and more or less careless of the griefs of others; but now it seems
as if he had kept himself back on purpose, only to declare his true
character more openly and boldly in the end!”

Gloria read on, with eagerness and interest, till she came to the
King’s ‘manifesto’ regarding his son’s marriage with ‘a daughter of the
People.’ She pointed to this expression with the tapering, rosy point of
her delicate little finger.

“That is me!” she said; “I _am_ a daughter of the People! I am proud of
the name!”

“You are my wife!” said the Prince; “And you are Crown Princess of the

She looked meditative.

“I am not sure I like that title so well!” she said surveying him archly
under the shadow of her long lashes; “Indeed--if _you_ were not Crown
Prince,--I should not like it at all!”

Prince Humphry smiled, and tenderly touched the scarlet passion-flowers
in her hair.

“But as I am Crown Prince, you will try to put up with it, my Gloria!”
 and he kissed her again. “We must return home, Sweetheart!--and as
speedily as possible,--though I am sorry our restful honey-time is

Gloria looked wistfully around her,--over the long smooth undulating
lawns, the thickets of myrtle and orange, the lovely deep groves of
trees, and away to the peaks of the distant dark blue hills, over which
a great golden moon was slowly rising.

“I am sorry too!” she said; “I could live always like this, in peace
with you, far, far away from all the world! Hark!”

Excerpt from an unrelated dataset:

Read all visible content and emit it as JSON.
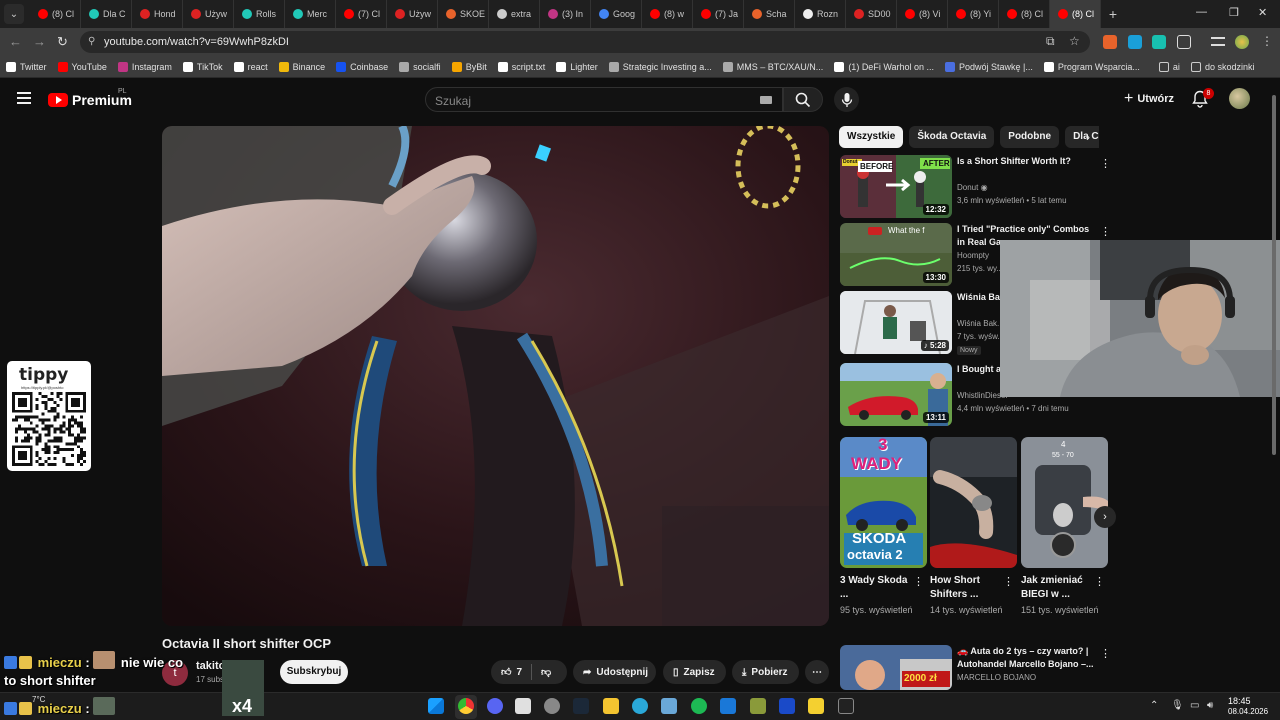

She held up her hand to invite attention, as the delicious warble of a
nightingale, or ‘bul-bul’ broke the heated silence into liquid melody.
Her lover-husband took that little uplifted hand, and drawing it in his
own, kissed it fondly,--and so for a moment they were very quiet, while
the little brown bird of music poured from its palpitating throat a
cadence of heart-moving song. Gradually, the golden splendour of the
Indian moonlight widened through the trees, enveloping them in its clear
luminous radiance; and the two beautiful human creatures, gazing into
each other’s eyes with all the unspeakable rapture of a perfect love,
touched that wondrous height of pure mutual passion which makes things
temporal seem very far off, and things eternal very near.

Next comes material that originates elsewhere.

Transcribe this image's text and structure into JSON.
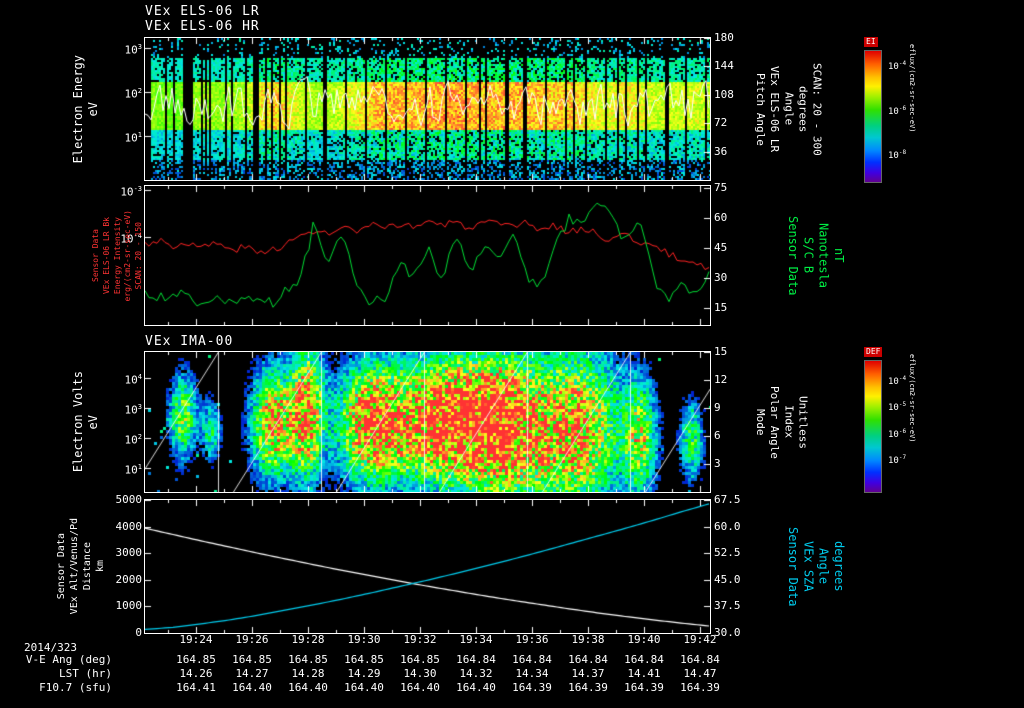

“If life could always be like this,” murmured Gloria; “We should surely
understand God better! We should feel that He truly loved us, and wished
us to love each other! Ah, if only all the world were as happy as I am!”

“You will help to make a great part of it so, my